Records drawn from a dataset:
>>

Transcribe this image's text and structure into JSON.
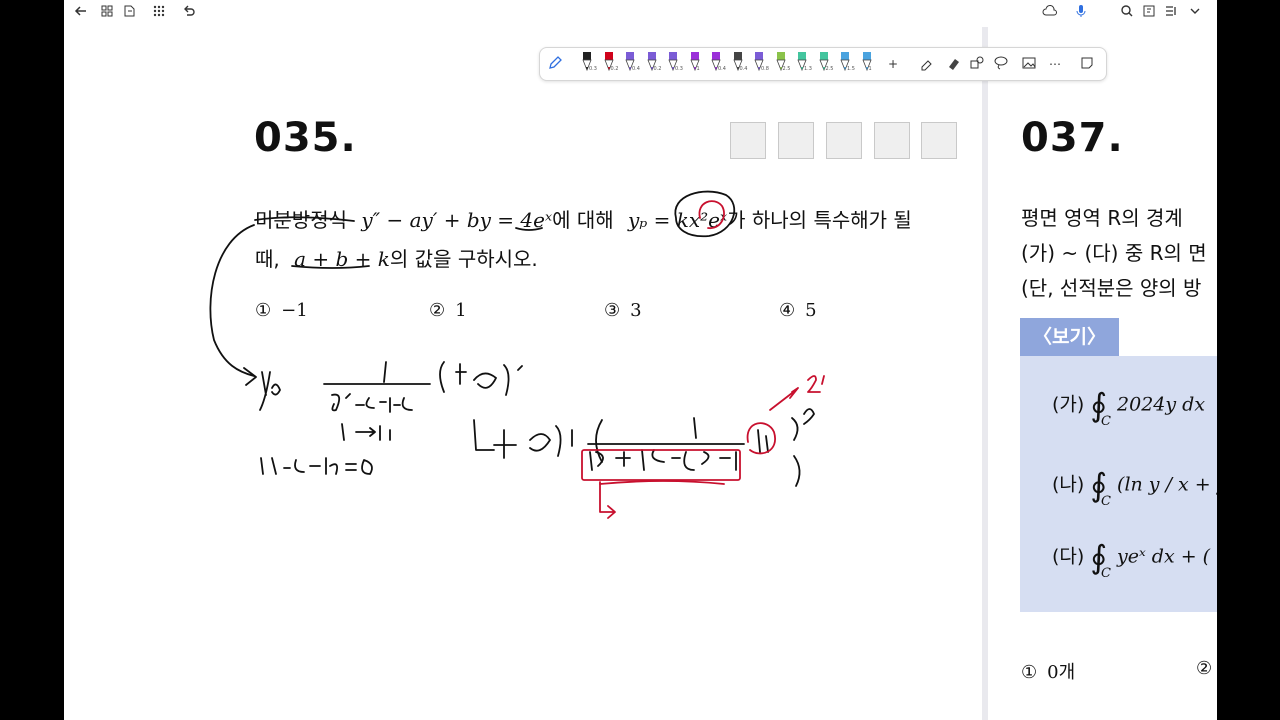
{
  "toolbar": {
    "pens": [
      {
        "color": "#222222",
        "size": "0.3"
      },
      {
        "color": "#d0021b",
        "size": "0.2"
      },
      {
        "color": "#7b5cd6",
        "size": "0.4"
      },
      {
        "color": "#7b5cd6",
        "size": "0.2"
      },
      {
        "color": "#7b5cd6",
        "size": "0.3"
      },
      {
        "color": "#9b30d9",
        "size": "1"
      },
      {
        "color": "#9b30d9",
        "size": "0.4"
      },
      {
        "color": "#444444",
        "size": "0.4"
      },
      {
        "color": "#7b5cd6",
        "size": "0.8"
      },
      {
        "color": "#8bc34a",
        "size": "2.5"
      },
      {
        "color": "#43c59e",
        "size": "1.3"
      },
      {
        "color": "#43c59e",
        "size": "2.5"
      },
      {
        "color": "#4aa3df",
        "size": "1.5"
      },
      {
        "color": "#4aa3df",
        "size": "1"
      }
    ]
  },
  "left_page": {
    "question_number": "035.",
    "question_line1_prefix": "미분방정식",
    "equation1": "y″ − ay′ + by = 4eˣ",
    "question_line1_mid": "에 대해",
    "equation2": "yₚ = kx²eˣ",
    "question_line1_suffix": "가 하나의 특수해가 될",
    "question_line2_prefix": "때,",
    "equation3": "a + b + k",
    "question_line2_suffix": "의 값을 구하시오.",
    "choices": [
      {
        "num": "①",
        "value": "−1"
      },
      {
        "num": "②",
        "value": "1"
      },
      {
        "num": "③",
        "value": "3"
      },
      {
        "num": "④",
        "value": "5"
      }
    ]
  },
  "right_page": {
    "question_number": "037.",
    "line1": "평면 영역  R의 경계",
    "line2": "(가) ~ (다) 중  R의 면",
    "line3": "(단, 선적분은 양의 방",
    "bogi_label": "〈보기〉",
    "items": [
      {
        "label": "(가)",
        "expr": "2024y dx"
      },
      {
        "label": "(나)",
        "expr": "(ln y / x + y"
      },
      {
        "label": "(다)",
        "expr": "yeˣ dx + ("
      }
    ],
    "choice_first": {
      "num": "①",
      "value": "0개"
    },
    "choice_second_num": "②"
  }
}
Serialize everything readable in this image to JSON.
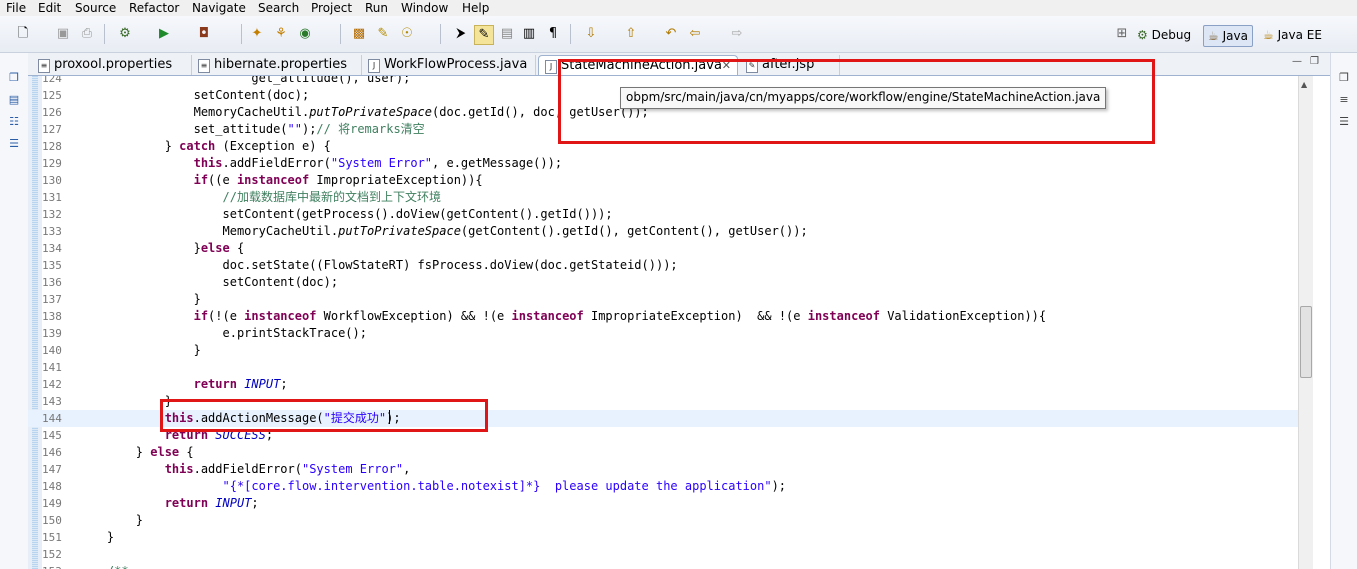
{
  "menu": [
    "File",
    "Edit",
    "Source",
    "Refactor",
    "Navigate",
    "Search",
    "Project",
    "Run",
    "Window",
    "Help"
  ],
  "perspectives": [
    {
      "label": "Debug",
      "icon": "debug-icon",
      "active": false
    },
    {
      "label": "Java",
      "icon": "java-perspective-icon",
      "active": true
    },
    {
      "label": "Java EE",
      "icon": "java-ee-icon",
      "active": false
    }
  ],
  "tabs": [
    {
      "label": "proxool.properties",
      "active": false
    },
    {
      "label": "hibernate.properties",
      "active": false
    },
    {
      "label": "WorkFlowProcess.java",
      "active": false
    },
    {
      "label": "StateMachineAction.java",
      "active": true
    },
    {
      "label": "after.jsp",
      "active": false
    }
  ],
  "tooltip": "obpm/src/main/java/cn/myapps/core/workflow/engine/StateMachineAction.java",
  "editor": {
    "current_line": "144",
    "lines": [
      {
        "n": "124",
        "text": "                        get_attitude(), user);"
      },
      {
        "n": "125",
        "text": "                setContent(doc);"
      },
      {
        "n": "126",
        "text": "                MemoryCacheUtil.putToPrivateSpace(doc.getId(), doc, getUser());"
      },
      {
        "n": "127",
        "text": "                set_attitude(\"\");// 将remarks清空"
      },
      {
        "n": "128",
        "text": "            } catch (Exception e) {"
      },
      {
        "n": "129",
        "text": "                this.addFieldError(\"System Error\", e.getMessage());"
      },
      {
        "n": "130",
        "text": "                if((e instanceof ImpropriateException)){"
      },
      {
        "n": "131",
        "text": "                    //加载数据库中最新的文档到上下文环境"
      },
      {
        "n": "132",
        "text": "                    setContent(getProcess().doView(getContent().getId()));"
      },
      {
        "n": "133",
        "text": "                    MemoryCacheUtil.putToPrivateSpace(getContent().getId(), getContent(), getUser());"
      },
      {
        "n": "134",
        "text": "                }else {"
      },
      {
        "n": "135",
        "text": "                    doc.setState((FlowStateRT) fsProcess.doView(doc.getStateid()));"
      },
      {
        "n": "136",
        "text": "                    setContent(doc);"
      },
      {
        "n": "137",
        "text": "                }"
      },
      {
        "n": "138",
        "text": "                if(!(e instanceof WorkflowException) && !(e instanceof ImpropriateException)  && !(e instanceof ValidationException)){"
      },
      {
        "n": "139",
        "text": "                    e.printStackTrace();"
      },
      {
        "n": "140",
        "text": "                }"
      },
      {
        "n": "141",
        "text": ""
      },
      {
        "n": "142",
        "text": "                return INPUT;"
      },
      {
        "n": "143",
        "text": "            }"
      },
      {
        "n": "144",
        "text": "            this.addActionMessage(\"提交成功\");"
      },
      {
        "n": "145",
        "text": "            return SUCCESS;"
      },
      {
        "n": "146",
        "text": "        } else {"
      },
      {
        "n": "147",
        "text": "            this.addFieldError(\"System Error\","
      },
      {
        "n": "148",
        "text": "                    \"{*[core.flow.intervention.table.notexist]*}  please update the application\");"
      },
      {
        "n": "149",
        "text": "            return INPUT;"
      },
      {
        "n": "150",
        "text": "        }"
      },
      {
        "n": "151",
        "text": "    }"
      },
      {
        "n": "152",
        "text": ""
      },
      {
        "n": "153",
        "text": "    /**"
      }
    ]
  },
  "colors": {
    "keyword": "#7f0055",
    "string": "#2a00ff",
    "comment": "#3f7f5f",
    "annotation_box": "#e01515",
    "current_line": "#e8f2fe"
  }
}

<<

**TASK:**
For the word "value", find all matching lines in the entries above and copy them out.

**TASK OUTPUT:**
        "value": "−1"
        "value": "1"
        "value": "3"
        "value": "5"
      "value": "0개"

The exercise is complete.